Austin WalkerLumen Christi Institute
Madison ChastainLumen Christi Institute
Presented by the Lumen Christi Institute’s Newman Forum. Open to current high school students.
Are you already tired of being quarantined in your house? Feel a little bit like you might kill your siblings?
The book of Genesis is one of the most interesting and difficult books of the Bible. And there is so much more to it than meets the eye. For example:
How was a snake able to trick Eve? Why do Adam and Eve respond to God so suspiciously? And then there's the Cain and Abel story...why on Earth does Cain jump to murdering his brother? What are we supposed to learn from this Scripture?

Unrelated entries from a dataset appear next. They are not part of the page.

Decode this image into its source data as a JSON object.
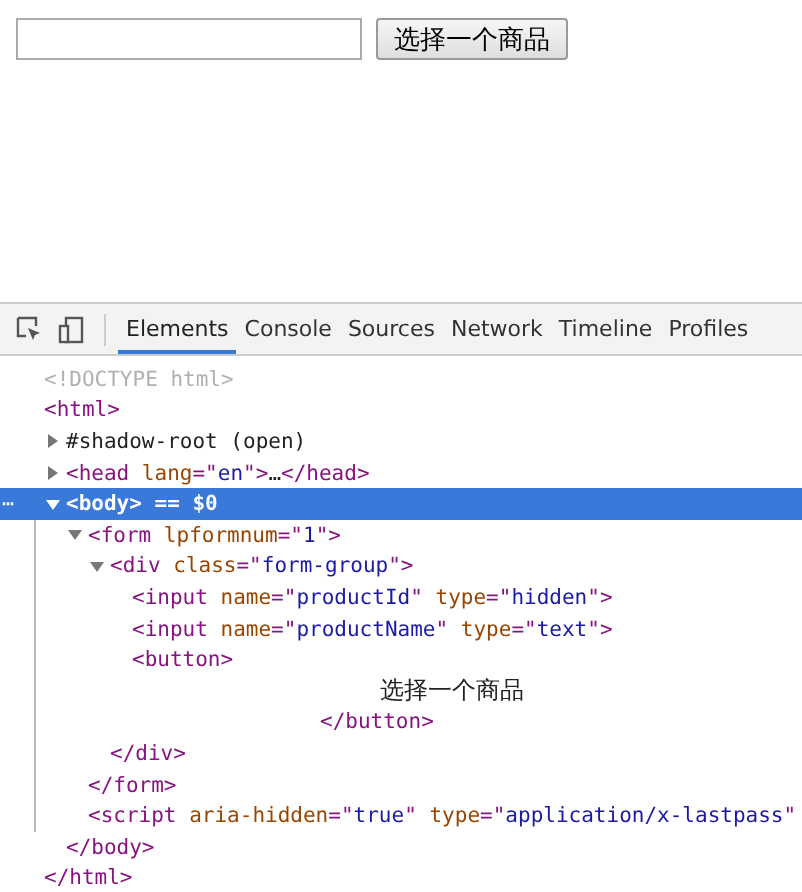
{
  "page": {
    "button": "选择一个商品"
  },
  "devtools": {
    "tabs": [
      {
        "label": "Elements",
        "selected": true
      },
      {
        "label": "Console",
        "selected": false
      },
      {
        "label": "Sources",
        "selected": false
      },
      {
        "label": "Network",
        "selected": false
      },
      {
        "label": "Timeline",
        "selected": false
      },
      {
        "label": "Profiles",
        "selected": false
      }
    ],
    "dom": [
      {
        "parts": [
          {
            "kind": "doctype",
            "text": "<!DOCTYPE html>"
          }
        ]
      },
      {
        "parts": [
          {
            "kind": "tag",
            "text": "<html>"
          }
        ],
        "children": [
          {
            "expanded": false,
            "parts": [
              {
                "kind": "plain",
                "text": "#shadow-root (open)"
              }
            ]
          },
          {
            "expanded": false,
            "parts": [
              {
                "kind": "tag",
                "text": "<head"
              },
              {
                "kind": "attr",
                "text": " lang"
              },
              {
                "kind": "tag",
                "text": "=\""
              },
              {
                "kind": "value",
                "text": "en"
              },
              {
                "kind": "tag",
                "text": "\">"
              },
              {
                "kind": "plain",
                "text": "…"
              },
              {
                "kind": "tag",
                "text": "</head>"
              }
            ]
          },
          {
            "expanded": true,
            "selected": true,
            "gutter": "⋯",
            "parts": [
              {
                "kind": "tag",
                "text": "<body>"
              },
              {
                "kind": "plain",
                "text": " == $0"
              }
            ],
            "children": [
              {
                "expanded": true,
                "parts": [
                  {
                    "kind": "tag",
                    "text": "<form"
                  },
                  {
                    "kind": "attr",
                    "text": " lpformnum"
                  },
                  {
                    "kind": "tag",
                    "text": "=\""
                  },
                  {
                    "kind": "value",
                    "text": "1"
                  },
                  {
                    "kind": "tag",
                    "text": "\">"
                  }
                ],
                "children": [
                  {
                    "expanded": true,
                    "parts": [
                      {
                        "kind": "tag",
                        "text": "<div"
                      },
                      {
                        "kind": "attr",
                        "text": " class"
                      },
                      {
                        "kind": "tag",
                        "text": "=\""
                      },
                      {
                        "kind": "value",
                        "text": "form-group"
                      },
                      {
                        "kind": "tag",
                        "text": "\">"
                      }
                    ],
                    "children": [
                      {
                        "parts": [
                          {
                            "kind": "tag",
                            "text": "<input"
                          },
                          {
                            "kind": "attr",
                            "text": " name"
                          },
                          {
                            "kind": "tag",
                            "text": "=\""
                          },
                          {
                            "kind": "value",
                            "text": "productId"
                          },
                          {
                            "kind": "tag",
                            "text": "\""
                          },
                          {
                            "kind": "attr",
                            "text": " type"
                          },
                          {
                            "kind": "tag",
                            "text": "=\""
                          },
                          {
                            "kind": "value",
                            "text": "hidden"
                          },
                          {
                            "kind": "tag",
                            "text": "\">"
                          }
                        ]
                      },
                      {
                        "parts": [
                          {
                            "kind": "tag",
                            "text": "<input"
                          },
                          {
                            "kind": "attr",
                            "text": " name"
                          },
                          {
                            "kind": "tag",
                            "text": "=\""
                          },
                          {
                            "kind": "value",
                            "text": "productName"
                          },
                          {
                            "kind": "tag",
                            "text": "\""
                          },
                          {
                            "kind": "attr",
                            "text": " type"
                          },
                          {
                            "kind": "tag",
                            "text": "=\""
                          },
                          {
                            "kind": "value",
                            "text": "text"
                          },
                          {
                            "kind": "tag",
                            "text": "\">"
                          }
                        ]
                      },
                      {
                        "parts": [
                          {
                            "kind": "tag",
                            "text": "<button>"
                          }
                        ],
                        "children": [
                          {
                            "kind": "text",
                            "parts": [
                              {
                                "kind": "plain",
                                "text": "选择一个商品"
                              }
                            ]
                          }
                        ],
                        "close": [
                          {
                            "kind": "tag",
                            "text": "</button>"
                          }
                        ]
                      }
                    ],
                    "close": [
                      {
                        "kind": "tag",
                        "text": "</div>"
                      }
                    ]
                  }
                ],
                "close": [
                  {
                    "kind": "tag",
                    "text": "</form>"
                  }
                ]
              },
              {
                "parts": [
                  {
                    "kind": "tag",
                    "text": "<script"
                  },
                  {
                    "kind": "attr",
                    "text": " aria-hidden"
                  },
                  {
                    "kind": "tag",
                    "text": "=\""
                  },
                  {
                    "kind": "value",
                    "text": "true"
                  },
                  {
                    "kind": "tag",
                    "text": "\""
                  },
                  {
                    "kind": "attr",
                    "text": " type"
                  },
                  {
                    "kind": "tag",
                    "text": "=\""
                  },
                  {
                    "kind": "value",
                    "text": "application/x-lastpass"
                  },
                  {
                    "kind": "tag",
                    "text": "\""
                  }
                ]
              }
            ],
            "close": [
              {
                "kind": "tag",
                "text": "</body>"
              }
            ]
          }
        ],
        "close": [
          {
            "kind": "tag",
            "text": "</html>"
          }
        ]
      }
    ]
  }
}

Austin Walker is Assistant Director of the Lumen Christi Institute where he directs LCI's Newman Forum and West Suburban Series on Catholic Culture, in addition to serving as the instructor for LCI's Executive Great Books series. He is also an instructor at the University of Chicago's Graham School Basic Program of Liberal Education. He is completing a Ph.D. on John Henry Newman's political philosophy at the University of Chicago's prestigious Committee on Social Thought, and holds M.A.'s from the University of Chicago and the University of Mississippi. He received a B.A. with highest honors in Classical Languages from the University of North Carolina at Chapel Hill. From 2007 to 2011, he taught in the Mississippi Delta for the Mississippi Teacher Corps, where he received the Andrew P. Mullins Jr. Award in 2009.
Madison Chastain is Program Coordinator of the Newman Forum, the Lumen Christi Institute's programming for high school students. Madison received a BA from Saint Mary's College of California, where she studied English as well as Theology and Religious Studies. After spending a year teaching religion to middle schoolers in Tulsa, Oklahoma as a Lasallian Volunteer, Madison came to the University of Chicago where she received her MA from the Divinity School. Her research and writing focuses on Catholic disability theology and medical ethics.